My brothers Mike and Jon have done a magnificent job of tending to Mom’s needs in the hospital, advocating on her behalf, connecting with her and starting to figure out next steps of care for her.
I got into town yesterday afternoon and felt a surge of emotion as I drove by Cypress Park and saw Brookline High School, my alma mater, looming in the distance.
It’s been 27 years since I graduated, and somehow, at that moments, those years felt like a lifetime ago, and I understand better than I had before the literature of middle-aged characters returning home and being reminded rudely of time’s inevitable passage.

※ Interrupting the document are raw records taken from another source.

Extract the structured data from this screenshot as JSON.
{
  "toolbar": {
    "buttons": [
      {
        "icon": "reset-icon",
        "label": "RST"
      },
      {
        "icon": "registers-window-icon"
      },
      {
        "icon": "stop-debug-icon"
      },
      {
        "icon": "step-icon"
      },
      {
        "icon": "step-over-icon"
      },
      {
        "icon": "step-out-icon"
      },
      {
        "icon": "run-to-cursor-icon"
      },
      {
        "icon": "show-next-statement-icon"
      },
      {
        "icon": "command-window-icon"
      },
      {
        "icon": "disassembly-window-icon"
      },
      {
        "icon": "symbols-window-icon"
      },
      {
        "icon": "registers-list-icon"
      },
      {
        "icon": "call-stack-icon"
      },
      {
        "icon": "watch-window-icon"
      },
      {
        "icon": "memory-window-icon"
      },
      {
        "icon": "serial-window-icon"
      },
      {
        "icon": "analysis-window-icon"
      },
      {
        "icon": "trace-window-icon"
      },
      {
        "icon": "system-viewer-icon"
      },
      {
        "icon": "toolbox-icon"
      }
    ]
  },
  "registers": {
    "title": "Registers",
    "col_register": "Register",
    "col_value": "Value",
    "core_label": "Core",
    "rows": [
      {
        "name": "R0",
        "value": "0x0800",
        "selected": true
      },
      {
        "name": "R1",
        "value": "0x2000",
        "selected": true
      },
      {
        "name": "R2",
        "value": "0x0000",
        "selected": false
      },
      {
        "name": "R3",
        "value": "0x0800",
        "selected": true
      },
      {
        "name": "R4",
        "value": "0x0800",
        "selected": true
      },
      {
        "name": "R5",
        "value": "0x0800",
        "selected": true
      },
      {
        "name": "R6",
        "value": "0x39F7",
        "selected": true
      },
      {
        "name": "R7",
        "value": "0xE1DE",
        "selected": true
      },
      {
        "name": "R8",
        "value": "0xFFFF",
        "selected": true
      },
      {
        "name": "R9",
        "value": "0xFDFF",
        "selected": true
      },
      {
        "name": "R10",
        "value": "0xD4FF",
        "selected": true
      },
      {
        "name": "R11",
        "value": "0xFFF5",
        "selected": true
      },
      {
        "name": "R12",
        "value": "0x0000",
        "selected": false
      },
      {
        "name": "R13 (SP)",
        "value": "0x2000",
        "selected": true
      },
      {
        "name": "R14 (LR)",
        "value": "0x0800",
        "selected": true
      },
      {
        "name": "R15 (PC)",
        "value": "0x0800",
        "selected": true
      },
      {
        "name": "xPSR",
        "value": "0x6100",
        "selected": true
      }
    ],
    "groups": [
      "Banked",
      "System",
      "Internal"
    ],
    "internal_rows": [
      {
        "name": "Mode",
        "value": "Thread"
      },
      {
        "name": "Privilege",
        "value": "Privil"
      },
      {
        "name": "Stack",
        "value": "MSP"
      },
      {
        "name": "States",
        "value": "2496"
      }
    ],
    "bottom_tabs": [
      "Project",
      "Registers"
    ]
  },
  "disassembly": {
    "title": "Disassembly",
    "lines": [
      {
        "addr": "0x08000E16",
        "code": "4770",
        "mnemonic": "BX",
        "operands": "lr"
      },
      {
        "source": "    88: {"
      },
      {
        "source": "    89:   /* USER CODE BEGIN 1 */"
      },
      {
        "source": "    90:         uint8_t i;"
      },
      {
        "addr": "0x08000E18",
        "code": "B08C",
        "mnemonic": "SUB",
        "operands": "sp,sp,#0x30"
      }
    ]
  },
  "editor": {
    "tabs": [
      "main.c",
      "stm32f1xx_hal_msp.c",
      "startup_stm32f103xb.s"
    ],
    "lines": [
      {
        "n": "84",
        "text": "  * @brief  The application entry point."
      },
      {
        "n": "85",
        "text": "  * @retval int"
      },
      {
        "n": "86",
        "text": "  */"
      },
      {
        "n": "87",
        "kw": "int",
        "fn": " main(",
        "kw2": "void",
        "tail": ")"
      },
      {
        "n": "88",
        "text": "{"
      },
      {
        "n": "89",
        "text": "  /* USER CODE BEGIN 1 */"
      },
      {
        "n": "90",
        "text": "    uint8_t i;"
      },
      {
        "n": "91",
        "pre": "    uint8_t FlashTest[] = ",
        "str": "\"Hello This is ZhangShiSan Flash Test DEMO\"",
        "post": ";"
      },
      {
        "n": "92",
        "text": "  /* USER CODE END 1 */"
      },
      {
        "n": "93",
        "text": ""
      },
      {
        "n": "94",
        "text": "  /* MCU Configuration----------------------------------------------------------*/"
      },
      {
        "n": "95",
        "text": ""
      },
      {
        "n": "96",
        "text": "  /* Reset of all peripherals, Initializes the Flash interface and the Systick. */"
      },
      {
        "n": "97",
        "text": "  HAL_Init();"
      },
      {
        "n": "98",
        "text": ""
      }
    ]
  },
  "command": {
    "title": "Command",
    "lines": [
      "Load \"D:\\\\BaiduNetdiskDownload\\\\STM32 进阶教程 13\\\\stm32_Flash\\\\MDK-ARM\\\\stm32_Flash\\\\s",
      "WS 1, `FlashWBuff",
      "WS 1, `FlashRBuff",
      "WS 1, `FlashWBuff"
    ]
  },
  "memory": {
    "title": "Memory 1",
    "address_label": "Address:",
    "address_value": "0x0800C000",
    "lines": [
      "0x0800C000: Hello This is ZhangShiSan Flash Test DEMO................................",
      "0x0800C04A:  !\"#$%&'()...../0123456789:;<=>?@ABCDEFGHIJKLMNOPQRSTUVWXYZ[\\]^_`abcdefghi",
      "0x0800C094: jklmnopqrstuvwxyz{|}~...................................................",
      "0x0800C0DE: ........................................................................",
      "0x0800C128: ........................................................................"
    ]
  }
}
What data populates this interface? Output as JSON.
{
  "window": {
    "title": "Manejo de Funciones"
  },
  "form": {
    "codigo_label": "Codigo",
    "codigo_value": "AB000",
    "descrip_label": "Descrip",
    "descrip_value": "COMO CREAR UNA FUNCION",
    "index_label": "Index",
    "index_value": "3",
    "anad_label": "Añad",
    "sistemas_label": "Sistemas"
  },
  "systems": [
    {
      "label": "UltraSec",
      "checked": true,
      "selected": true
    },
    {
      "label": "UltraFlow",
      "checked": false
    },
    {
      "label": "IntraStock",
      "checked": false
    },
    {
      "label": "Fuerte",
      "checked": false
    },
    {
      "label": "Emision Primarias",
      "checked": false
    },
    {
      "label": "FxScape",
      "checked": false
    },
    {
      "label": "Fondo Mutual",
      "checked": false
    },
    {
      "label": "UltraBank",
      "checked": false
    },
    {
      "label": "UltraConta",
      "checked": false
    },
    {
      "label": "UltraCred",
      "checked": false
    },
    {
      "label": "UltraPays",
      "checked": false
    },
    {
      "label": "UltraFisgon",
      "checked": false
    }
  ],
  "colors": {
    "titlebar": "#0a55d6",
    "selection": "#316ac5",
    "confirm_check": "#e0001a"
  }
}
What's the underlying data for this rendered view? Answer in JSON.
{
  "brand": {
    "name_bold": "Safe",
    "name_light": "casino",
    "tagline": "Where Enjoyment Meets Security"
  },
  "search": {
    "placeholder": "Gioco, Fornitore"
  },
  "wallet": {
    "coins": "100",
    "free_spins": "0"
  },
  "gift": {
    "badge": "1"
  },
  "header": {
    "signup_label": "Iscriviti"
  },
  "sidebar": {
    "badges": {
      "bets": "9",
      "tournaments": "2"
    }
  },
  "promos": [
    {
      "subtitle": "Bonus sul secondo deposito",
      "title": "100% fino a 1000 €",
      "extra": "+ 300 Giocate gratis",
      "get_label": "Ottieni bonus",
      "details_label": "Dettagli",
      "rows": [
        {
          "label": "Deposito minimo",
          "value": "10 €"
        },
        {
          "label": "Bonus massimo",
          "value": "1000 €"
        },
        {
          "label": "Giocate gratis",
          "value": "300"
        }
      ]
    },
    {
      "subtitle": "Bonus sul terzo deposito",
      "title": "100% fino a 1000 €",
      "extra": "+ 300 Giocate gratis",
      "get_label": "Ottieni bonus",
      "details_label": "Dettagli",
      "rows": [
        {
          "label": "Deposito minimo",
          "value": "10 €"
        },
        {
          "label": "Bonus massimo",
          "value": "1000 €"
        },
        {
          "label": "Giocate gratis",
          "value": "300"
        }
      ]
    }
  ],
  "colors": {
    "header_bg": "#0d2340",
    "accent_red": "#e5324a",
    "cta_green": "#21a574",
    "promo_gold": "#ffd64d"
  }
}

It’s also been a long time since Sarah Lawrence-Lightftoot wrote The Good High School, a book that contains a chapter about Brookline High. Written during the tenure of principal Robert McCarthy, the work is a sympathetic look at McCarthy’s efforts to make the school more democratic after the authoritarian rein of Carmen Rinaldi and his administration more responsive to teacher and student input.
One concrete manifestation of that commitment was the Town Meeting, a body that brought together teachers, students and staff and gave them considerable power. Not unlike the U.S. Senate, Town Meeting had the ability to override a principal veto if two-thirds or more of the members supported it.
I had fun running for, and winning, one of the two spots for our house, but I was not a particularly engaged or effective rep. I did not communicate actively even with my home room about what was happening in Town Meeting and did even less to solicit constituents’ input about issues that we might want to take up in subsequent meetings.
Some might say this put me on part with many congressmen and senators, but that’s too easy a line.
Whatever the quality of my service was, though, it took me years to understand the magnitude of what McCarthy was trying to accomplish.
As we know, democracy is a messy form of government, and apathy can be an even more corrosive enemy than implacable opposition. If I remember correctly, the Town Meeting eventually died on the vine, although I always have to give props to dear friend Scooter Lee for getting proposal passed that allowed students to listen to Walkmen, the iPods of the day, in school.
Lawrence-Lightfoot’s book captures the flavor of that school and those times. I may not check it out again during this stay, but imagine that I will at some point in the future.